> Listed records:
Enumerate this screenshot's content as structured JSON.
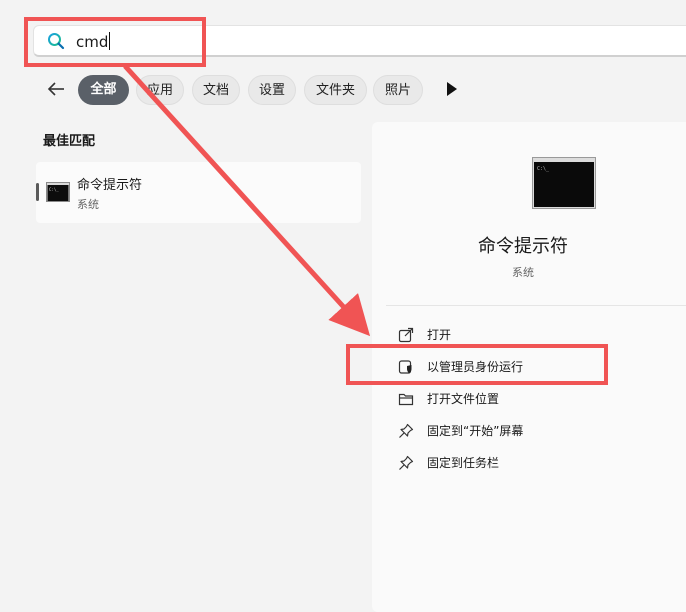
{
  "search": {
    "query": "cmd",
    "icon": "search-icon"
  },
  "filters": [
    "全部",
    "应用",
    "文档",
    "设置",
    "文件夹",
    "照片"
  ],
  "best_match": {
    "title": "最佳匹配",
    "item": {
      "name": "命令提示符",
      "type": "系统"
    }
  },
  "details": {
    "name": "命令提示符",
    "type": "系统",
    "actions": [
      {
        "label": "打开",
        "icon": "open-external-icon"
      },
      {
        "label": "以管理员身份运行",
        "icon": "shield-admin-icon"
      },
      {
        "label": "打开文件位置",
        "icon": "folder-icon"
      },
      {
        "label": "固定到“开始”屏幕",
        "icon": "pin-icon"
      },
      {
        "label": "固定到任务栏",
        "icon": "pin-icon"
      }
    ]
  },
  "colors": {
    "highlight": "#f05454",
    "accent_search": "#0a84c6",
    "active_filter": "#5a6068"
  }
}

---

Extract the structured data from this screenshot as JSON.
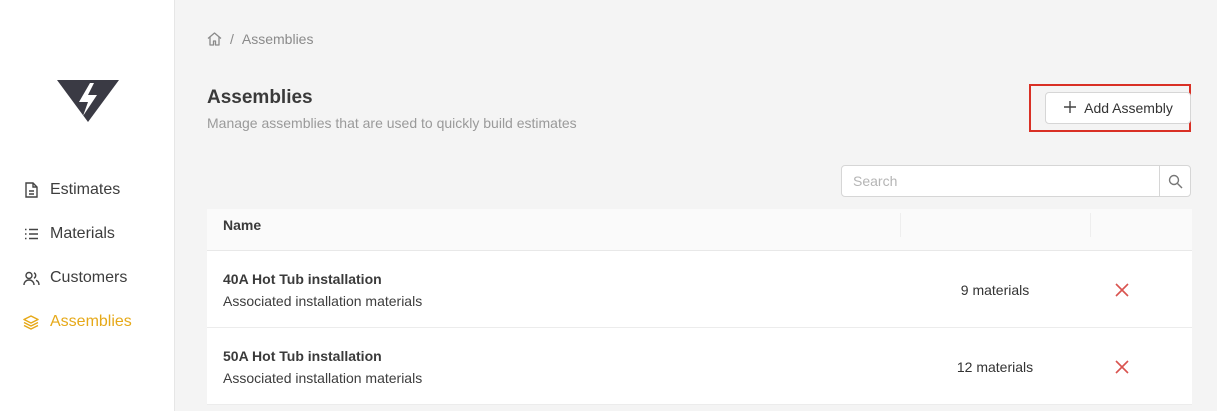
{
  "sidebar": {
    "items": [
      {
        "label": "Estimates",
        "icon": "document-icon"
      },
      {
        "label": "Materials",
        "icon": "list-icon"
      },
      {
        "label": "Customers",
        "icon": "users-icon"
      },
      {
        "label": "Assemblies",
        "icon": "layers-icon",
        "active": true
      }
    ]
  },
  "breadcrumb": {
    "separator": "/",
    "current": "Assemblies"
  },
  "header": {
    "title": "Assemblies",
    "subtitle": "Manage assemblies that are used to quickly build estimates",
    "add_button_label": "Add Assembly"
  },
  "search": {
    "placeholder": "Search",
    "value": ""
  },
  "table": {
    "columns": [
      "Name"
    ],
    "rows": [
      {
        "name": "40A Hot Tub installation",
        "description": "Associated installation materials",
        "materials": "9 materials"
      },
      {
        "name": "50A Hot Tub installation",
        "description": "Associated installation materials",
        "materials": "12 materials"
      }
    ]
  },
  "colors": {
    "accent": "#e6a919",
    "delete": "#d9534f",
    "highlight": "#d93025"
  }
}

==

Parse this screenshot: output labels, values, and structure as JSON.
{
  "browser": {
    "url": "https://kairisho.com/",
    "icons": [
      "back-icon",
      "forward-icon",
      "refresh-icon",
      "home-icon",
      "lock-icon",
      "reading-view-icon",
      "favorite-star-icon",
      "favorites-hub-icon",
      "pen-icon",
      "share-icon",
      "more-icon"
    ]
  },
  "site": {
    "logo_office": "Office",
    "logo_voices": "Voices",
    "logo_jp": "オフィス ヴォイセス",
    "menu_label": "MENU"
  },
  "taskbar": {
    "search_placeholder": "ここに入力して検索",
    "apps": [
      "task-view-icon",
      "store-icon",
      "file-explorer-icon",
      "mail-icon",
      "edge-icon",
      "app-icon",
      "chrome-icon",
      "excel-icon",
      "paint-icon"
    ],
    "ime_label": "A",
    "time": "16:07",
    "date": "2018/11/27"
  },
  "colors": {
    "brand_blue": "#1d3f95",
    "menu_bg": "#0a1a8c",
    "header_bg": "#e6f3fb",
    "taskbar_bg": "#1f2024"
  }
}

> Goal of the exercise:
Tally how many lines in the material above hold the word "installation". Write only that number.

> Reply to the exercise:
4